How Long Do Brakes Last?
December 1, 2021 Topic: Safety Tips
There’s nothing more important than having properly functioning brakes on your car. How long brakes last is dependent on a few factors: what kind of brake pads your car uses, how you drive, and where you drive. Learn about how to know your brake pads are worn out, when you need to replace them, and how to make brake pads last longer in this guide.
How Many Miles Do Brakes Last?
There’s no standard answer to this question. Car manufacturers estimate that brake pads can last anywhere between 20,000 to 70,000 miles. On average, most car owners replace their brake pads after 40,000 miles to ensure they’re still in good shape. A few factors can determine how fast brake pads wear, so we’ll explore those next.
Why Do Brake Pads Wear?
Ultimately, brake pads wear because of friction. Day to day use, car mileage, the environment, and the driving habits of the driver all take a toll on brake pads.
Drivers that live in busy cities and experience stop-and-go traffic are more likely to wear down their brake pads than a driver that lives in a rural area. Braking at a lower speed means your brake pads won’t have to exert much force to get your vehicle to stop. Braking at high speeds, on the other hand, can take a serious toll on your brakes. The front of your vehicle handles a greater weight transfer than the back of the vehicle, causing your front brake pads to wear down faster than your rear pads.
The type of brake pads your car uses can also determine how long they’ll last. There are three main types of brake pads: organic brake pads, semi metallic brake pads, or ceramic brake pads.
Organic brake pads typically have the lowest lifespan of all three types of brake pads since they are made from a mixture of materials like rubber, carbon, glass/fiberglass, secured together by resin.
Semi metallic pads have a better durability since they are 30%-70% metal. You can expect a semi metallic pad to last for about 50,000 miles.
Ceramic pads are made from ceramic materials mixed with copper fibers. These car brake systems are usually found in luxury cars and are meant for comfortable braking.

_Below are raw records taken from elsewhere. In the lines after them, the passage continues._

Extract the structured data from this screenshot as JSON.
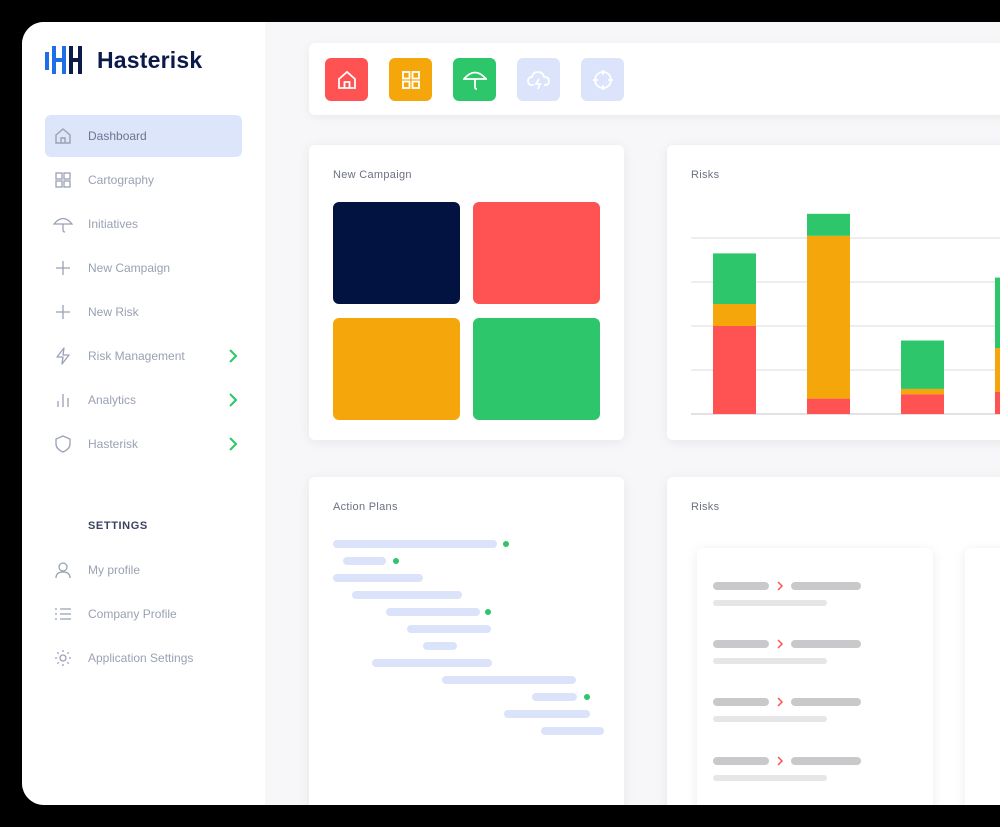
{
  "app": {
    "name": "Hasterisk"
  },
  "sidebar": {
    "items": [
      {
        "label": "Dashboard",
        "icon": "home-icon",
        "active": true
      },
      {
        "label": "Cartography",
        "icon": "grid-icon"
      },
      {
        "label": "Initiatives",
        "icon": "umbrella-icon"
      },
      {
        "label": "New Campaign",
        "icon": "plus-icon"
      },
      {
        "label": "New Risk",
        "icon": "plus-icon"
      },
      {
        "label": "Risk Management",
        "icon": "lightning-icon",
        "expandable": true
      },
      {
        "label": "Analytics",
        "icon": "bar-chart-icon",
        "expandable": true
      },
      {
        "label": "Hasterisk",
        "icon": "shield-icon",
        "expandable": true
      }
    ],
    "settings_title": "SETTINGS",
    "settings_items": [
      {
        "label": "My profile",
        "icon": "user-icon"
      },
      {
        "label": "Company Profile",
        "icon": "list-icon"
      },
      {
        "label": "Application Settings",
        "icon": "gear-icon"
      }
    ]
  },
  "toolbar": {
    "buttons": [
      {
        "icon": "home-icon",
        "color": "#ff5252"
      },
      {
        "icon": "grid-icon",
        "color": "#f5a60b"
      },
      {
        "icon": "umbrella-icon",
        "color": "#2dc66b"
      },
      {
        "icon": "cloud-lightning-icon",
        "color": "#dbe4fb"
      },
      {
        "icon": "target-icon",
        "color": "#dbe4fb"
      }
    ]
  },
  "cards": {
    "new_campaign": {
      "title": "New Campaign",
      "tile_colors": [
        "#021341",
        "#ff5252",
        "#f5a60b",
        "#2dc66b"
      ]
    },
    "risks_chart": {
      "title": "Risks"
    },
    "action_plans": {
      "title": "Action Plans"
    },
    "risks_list": {
      "title": "Risks"
    }
  },
  "colors": {
    "red": "#ff5252",
    "orange": "#f5a60b",
    "green": "#2dc66b",
    "navy": "#021341",
    "accent_light": "#dde5fb"
  },
  "chart_data": {
    "type": "bar",
    "categories": [
      "",
      "",
      "",
      ""
    ],
    "series": [
      {
        "color": "#ff5252",
        "values": [
          2.0,
          0.35,
          0.45,
          0.5
        ]
      },
      {
        "color": "#f5a60b",
        "values": [
          0.5,
          3.7,
          0.12,
          1.0
        ]
      },
      {
        "color": "#2dc66b",
        "values": [
          1.15,
          0.5,
          1.1,
          1.6
        ]
      }
    ],
    "stacked": true,
    "ylim": [
      0,
      4
    ],
    "grid": true,
    "title": "Risks"
  }
}
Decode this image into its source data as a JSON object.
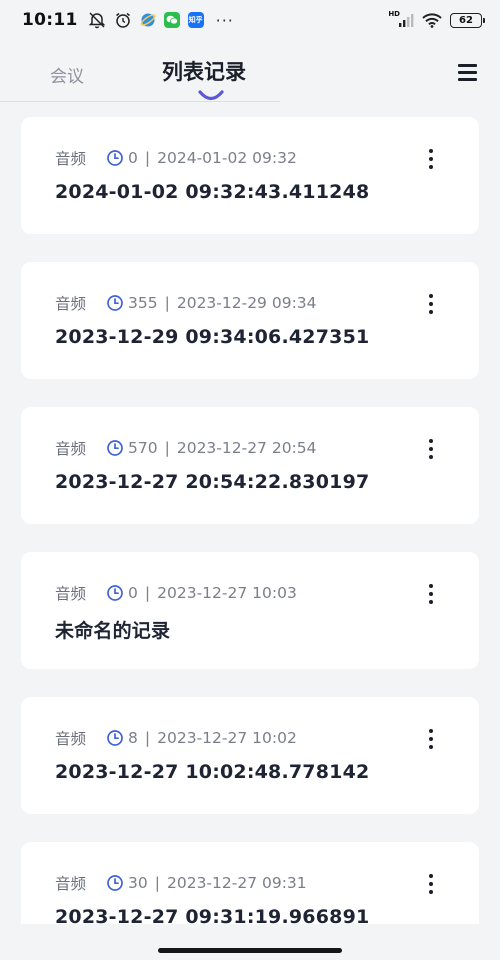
{
  "status_bar": {
    "time": "10:11",
    "left_icons": [
      "mute-bell-icon",
      "alarm-icon",
      "browser-app-icon",
      "wechat-app-icon",
      "zhihu-app-icon"
    ],
    "zhihu_label": "知乎",
    "more_indicator": "···",
    "hd_label": "HD",
    "battery_level": "62"
  },
  "header": {
    "tabs": [
      {
        "label": "会议",
        "active": false
      },
      {
        "label": "列表记录",
        "active": true
      }
    ],
    "accent_color": "#5b57d6"
  },
  "records": [
    {
      "type": "音频",
      "duration": "0",
      "datetime": "2024-01-02 09:32",
      "title": "2024-01-02 09:32:43.411248"
    },
    {
      "type": "音频",
      "duration": "355",
      "datetime": "2023-12-29 09:34",
      "title": "2023-12-29 09:34:06.427351"
    },
    {
      "type": "音频",
      "duration": "570",
      "datetime": "2023-12-27 20:54",
      "title": "2023-12-27 20:54:22.830197"
    },
    {
      "type": "音频",
      "duration": "0",
      "datetime": "2023-12-27 10:03",
      "title": "未命名的记录"
    },
    {
      "type": "音频",
      "duration": "8",
      "datetime": "2023-12-27 10:02",
      "title": "2023-12-27 10:02:48.778142"
    },
    {
      "type": "音频",
      "duration": "30",
      "datetime": "2023-12-27 09:31",
      "title": "2023-12-27 09:31:19.966891"
    }
  ],
  "colors": {
    "clock_icon": "#3f63d6",
    "background": "#f3f4f6",
    "card": "#ffffff"
  }
}
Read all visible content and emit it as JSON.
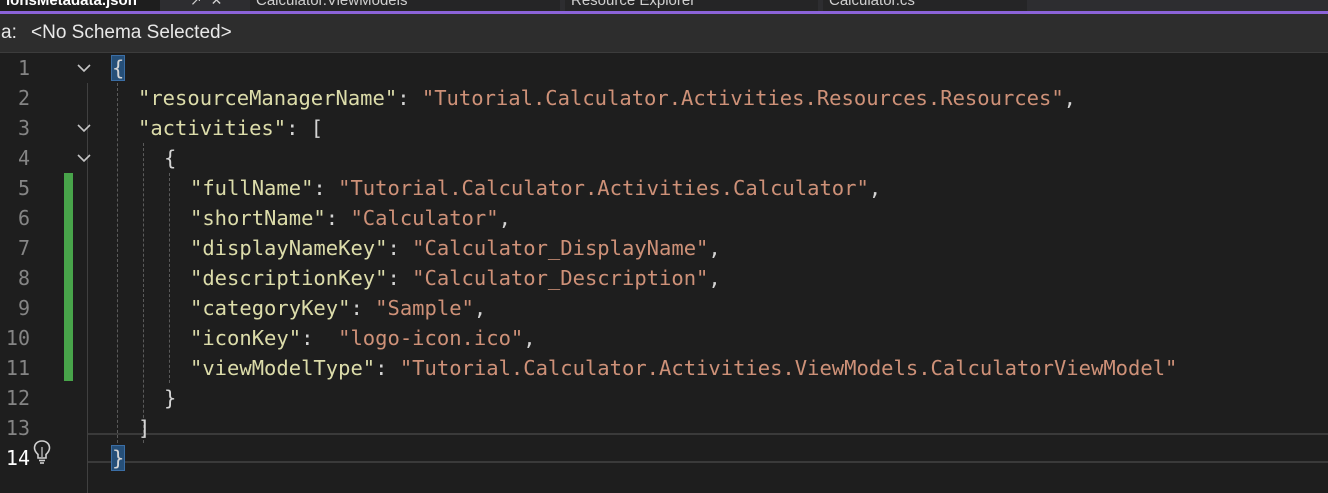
{
  "tabs": {
    "active": "ionsMetadata.json",
    "others": [
      "Calculator.ViewModels",
      "Resource Explorer",
      "Calculator.cs"
    ]
  },
  "schema_bar": {
    "label": "a:",
    "selected": "<No Schema Selected>"
  },
  "editor": {
    "line_numbers": [
      "1",
      "2",
      "3",
      "4",
      "5",
      "6",
      "7",
      "8",
      "9",
      "10",
      "11",
      "12",
      "13",
      "14"
    ],
    "lines": [
      {
        "parts": [
          {
            "t": "{",
            "c": "brace"
          }
        ]
      },
      {
        "parts": [
          {
            "t": "\"resourceManagerName\"",
            "c": "key"
          },
          {
            "t": ": ",
            "c": "pun"
          },
          {
            "t": "\"Tutorial.Calculator.Activities.Resources.Resources\"",
            "c": "str"
          },
          {
            "t": ",",
            "c": "pun"
          }
        ]
      },
      {
        "parts": [
          {
            "t": "\"activities\"",
            "c": "key"
          },
          {
            "t": ": [",
            "c": "pun"
          }
        ]
      },
      {
        "parts": [
          {
            "t": "{",
            "c": "pun"
          }
        ]
      },
      {
        "parts": [
          {
            "t": "\"fullName\"",
            "c": "key"
          },
          {
            "t": ": ",
            "c": "pun"
          },
          {
            "t": "\"Tutorial.Calculator.Activities.Calculator\"",
            "c": "str"
          },
          {
            "t": ",",
            "c": "pun"
          }
        ]
      },
      {
        "parts": [
          {
            "t": "\"shortName\"",
            "c": "key"
          },
          {
            "t": ": ",
            "c": "pun"
          },
          {
            "t": "\"Calculator\"",
            "c": "str"
          },
          {
            "t": ",",
            "c": "pun"
          }
        ]
      },
      {
        "parts": [
          {
            "t": "\"displayNameKey\"",
            "c": "key"
          },
          {
            "t": ": ",
            "c": "pun"
          },
          {
            "t": "\"Calculator_DisplayName\"",
            "c": "str"
          },
          {
            "t": ",",
            "c": "pun"
          }
        ]
      },
      {
        "parts": [
          {
            "t": "\"descriptionKey\"",
            "c": "key"
          },
          {
            "t": ": ",
            "c": "pun"
          },
          {
            "t": "\"Calculator_Description\"",
            "c": "str"
          },
          {
            "t": ",",
            "c": "pun"
          }
        ]
      },
      {
        "parts": [
          {
            "t": "\"categoryKey\"",
            "c": "key"
          },
          {
            "t": ": ",
            "c": "pun"
          },
          {
            "t": "\"Sample\"",
            "c": "str"
          },
          {
            "t": ",",
            "c": "pun"
          }
        ]
      },
      {
        "parts": [
          {
            "t": "\"iconKey\"",
            "c": "key"
          },
          {
            "t": ":  ",
            "c": "pun"
          },
          {
            "t": "\"logo-icon.ico\"",
            "c": "str"
          },
          {
            "t": ",",
            "c": "pun"
          }
        ]
      },
      {
        "parts": [
          {
            "t": "\"viewModelType\"",
            "c": "key"
          },
          {
            "t": ": ",
            "c": "pun"
          },
          {
            "t": "\"Tutorial.Calculator.Activities.ViewModels.CalculatorViewModel\"",
            "c": "str"
          }
        ]
      },
      {
        "parts": [
          {
            "t": "}",
            "c": "pun"
          }
        ]
      },
      {
        "parts": [
          {
            "t": "]",
            "c": "pun"
          }
        ]
      },
      {
        "parts": [
          {
            "t": "}",
            "c": "brace"
          }
        ]
      }
    ],
    "current_line": "14",
    "changed_lines": [
      "5",
      "6",
      "7",
      "8",
      "9",
      "10",
      "11"
    ]
  },
  "icons": {
    "fold": "chevron-down-icon",
    "lightbulb": "lightbulb-icon",
    "tab_pin": "pin-icon",
    "tab_close": "close-icon"
  },
  "colors": {
    "accent": "#8b63d9",
    "key": "#dcdcaa",
    "string": "#ce9178",
    "change_bar": "#48a44a"
  }
}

They aren’t meant for high-performance conditions, but generally have a long lifespan when used in the right conditions.
How To Know When Your Brake Pads Are Worn Out
There are a variety of warning signs that can indicate your car may need new brake pads including:
- Indicator light turns on. Some modern vehicles have an indicator light that flashes when a sensor in the brakes has determined that the brake pads are too thin.
- Squeaking or squealing noise coming from brakes. As the brake pad surface wears down, you’ll eventually hear a squealing noise because the pads and rotors are making contact.
- Vibrating brake pedal. Damaged or excessively worn pads can also be one of the causes of brake pedal vibration.
- Deep grinding metal sound. The metal-on-metal sound is typically caused by excessively worn down brake pads grinding on the rotor.
- Brake pads appear less than a ¼ inch thick. If your brake pads appear thin, they have reached the end of their recommended wear limit.
- Car pulls to one side of the road when you brake. If your brakes have worn unevenly (stuck brake caliper), your car may begin to pull to one side as you brake.
- Brake pedal is less responsive when pushed. If you feel like your car takes longer to stop after applying pressure to your brake pedal, your brake pads may be worn out.
How To Make Brake Pads Last Longer
A few small changes to your daily driving routine can help lengthen the lifespan of your brake pads. Here are some tips to making your brake pads last longer:
- Avoid heavy braking
- Make sure there’s always enough room between you and the car in front of you in order to brake comfortably
- Keep your car as light as possible by removing any unnecessary weight
Brake Pad Replacement at Brakes To Go
If your car is due for a brake pad replacement, contact the experts at Brakes To Go. Get a free quote today to fix all of your brake issues with top quality service and unmatched convenience.
Next, learn what to do if your brakes fail while driving.